Of styles. · 6:27am
I have seen... plenty of fiction, be it official, or fanfiction. I have noted a variety of way to convey a scene, and I'd like to share some of what I've seen and... I don't know, ask opinions, I guess.
First, let's start with the scene in question. A character throws a tantrum and trashes a room.
Now, the goal of the writer would be to establish this scene, and there are many ways of doing it.
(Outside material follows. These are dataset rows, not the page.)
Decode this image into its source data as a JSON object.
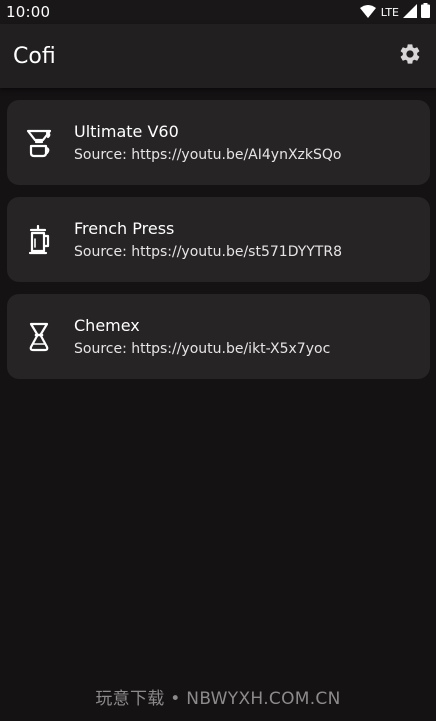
{
  "status_bar": {
    "time": "10:00",
    "network": "LTE",
    "icons": [
      "wifi-icon",
      "signal-icon",
      "battery-icon"
    ]
  },
  "app_bar": {
    "title": "Cofi",
    "settings_icon": "gear-icon"
  },
  "recipes": [
    {
      "name": "Ultimate V60",
      "source": "Source: https://youtu.be/AI4ynXzkSQo",
      "icon": "v60-dripper-icon"
    },
    {
      "name": "French Press",
      "source": "Source: https://youtu.be/st571DYYTR8",
      "icon": "french-press-icon"
    },
    {
      "name": "Chemex",
      "source": "Source: https://youtu.be/ikt-X5x7yoc",
      "icon": "chemex-icon"
    }
  ],
  "watermark": "玩意下载 • NBWYXH.COM.CN",
  "colors": {
    "background": "#141213",
    "app_bar": "#211f20",
    "card": "#262425",
    "text": "#ffffff"
  }
}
There are those that set the scene and its mood mainly by means of the scenery. They describe how each object has been affects. Example. They focus on an expensive vase, be a gift or souvenir or commission piece, lying shattered on the ground. They would go to great detail to explain its origin and what had it been doing there... a gift of the husband, perhaps? She caught him red-handed, cheating on her with someone else, and could not take to look at it any more. Each hole in the wall, each broken mirror, upturned table, is slowly piecing the mood and situation we have stumbled (or been lead) upon. We are told/shown the relevance/importance of each piece of the scenery in both the moment, and the overarching story - perhaps the vase held a clue to a strange situation inside. We are told about the environment and its history, and the effect this has on the characters.
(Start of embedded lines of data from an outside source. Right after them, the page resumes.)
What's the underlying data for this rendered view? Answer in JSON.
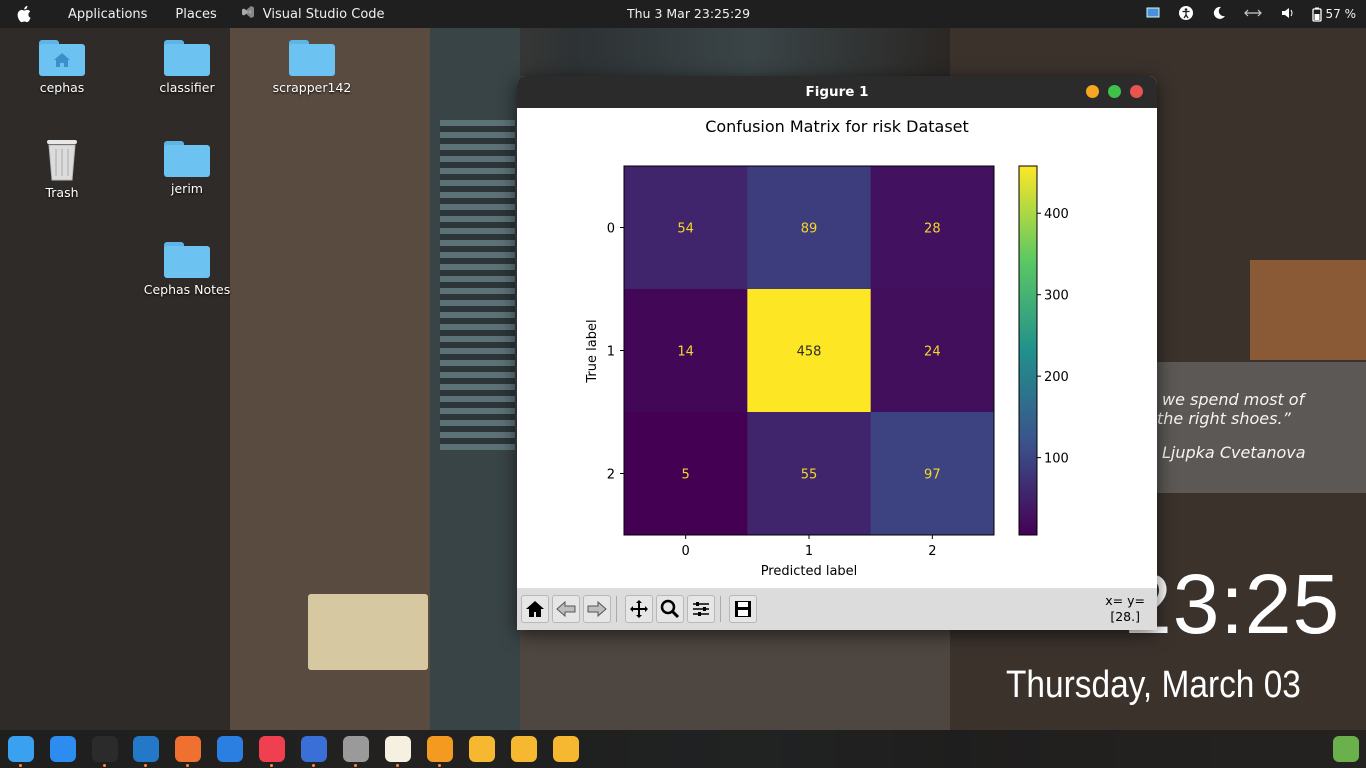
{
  "topbar": {
    "menu": [
      "Applications",
      "Places"
    ],
    "active_app": "Visual Studio Code",
    "datetime": "Thu 3 Mar  23:25:29",
    "battery": "57 %"
  },
  "desktop_icons": [
    {
      "label": "cephas",
      "kind": "home-folder"
    },
    {
      "label": "classifier",
      "kind": "folder"
    },
    {
      "label": "scrapper142",
      "kind": "folder"
    },
    {
      "label": "Trash",
      "kind": "trash"
    },
    {
      "label": "jerim",
      "kind": "folder"
    },
    {
      "label": "Cephas Notes",
      "kind": "folder"
    }
  ],
  "quote": {
    "line1": "we spend most of",
    "line2": "the right shoes.”",
    "author": "Ljupka Cvetanova"
  },
  "clock_widget": {
    "time": "23:25",
    "date": "Thursday, March 03"
  },
  "figure_window": {
    "title": "Figure 1",
    "toolbar": [
      "home-icon",
      "back-icon",
      "forward-icon",
      "pan-icon",
      "zoom-icon",
      "configure-icon",
      "save-icon"
    ],
    "coords_line1": "x= y=",
    "coords_line2": "[28.]"
  },
  "chart_data": {
    "type": "heatmap",
    "title": "Confusion Matrix for risk Dataset",
    "xlabel": "Predicted label",
    "ylabel": "True label",
    "x_categories": [
      "0",
      "1",
      "2"
    ],
    "y_categories": [
      "0",
      "1",
      "2"
    ],
    "values": [
      [
        54,
        89,
        28
      ],
      [
        14,
        458,
        24
      ],
      [
        5,
        55,
        97
      ]
    ],
    "colormap": "viridis",
    "colorbar_ticks": [
      100,
      200,
      300,
      400
    ],
    "colorbar_range": [
      5,
      458
    ]
  },
  "dock_icons": [
    "finder-icon",
    "app-store-icon",
    "terminal-icon",
    "vscode-icon",
    "compass-icon",
    "firefox-icon",
    "music-icon",
    "firefox-dev-icon",
    "settings-icon",
    "notes-icon",
    "books-icon",
    "folder-icon",
    "folder-icon",
    "folder-icon",
    "apps-grid-icon"
  ],
  "colors": {
    "topbar": "#1f1f1f",
    "folder": "#6cc3f2",
    "close": "#e8544f",
    "minimize": "#f5a623",
    "maximize": "#3fc24c"
  }
}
There are those that set the scene primarily through the actions of the characters, which I have seen is more common that the one before, or at least clearer in that regard. Each swing of the character's fists, each flashback... Back to the vase: This author would instead say/show that the vase reminds our character of the time it was gifted to her, and thus makes her remember the unfaithful husband; she will target it, and her expressions and vocalizations (or lack thereof) will tell us how she's feeling, including the decision of throwing it, kicking it, or shaking it with her hands before slamming it down. We will read about each action and either the motives or the aftermath, leaving us to piece the rest; may or may not include it's relation to the overall story beyond the moment (in this case, we are either shown the trigger, or are left to deduct that something bad happened, then that it involved the husband, then that she caught him, etc). As for the clue to the mystery, it might give her pause and interrupt the destruction, or the clue physically does something - a key will shine, a box will clatter, paper might slide underneath the table without notice; it will do something. We learn of the effects of the characters and objects on their environment.
Then... those that do things like I do. (Or, at least, how I think I'm doing things)
I (try to) present things for their effect, letting logic and empathy guide the reader before letting imagination bring the images and sounds. Quite different from summoning imagination first. I found that I focus a lot on the characters themselves and their state. I would note the heartbreak, the anger, the main emotion behind each action. The vase would be a painful reminder of the day she had once welcomed it, then that would give way to the sheer sting of the betrayal. She might even picture his face on it, or remember the tone he used when he said sweet nothings to her ear... and then comes the breaking. I give the motives and choices as being of greater importance, before giving the actions. If I describe scenery, it is for the effect it has on the character (or reader). The thing inside the vase might stir up a new emotion, or cause doubts. I found out that I try to affect.
Whenever or not I'm right or wrong is up to you, I guess. It's just the way I like to write. I think of what characters do, and why and how they do it, which makes me feel it in the end. Then I write.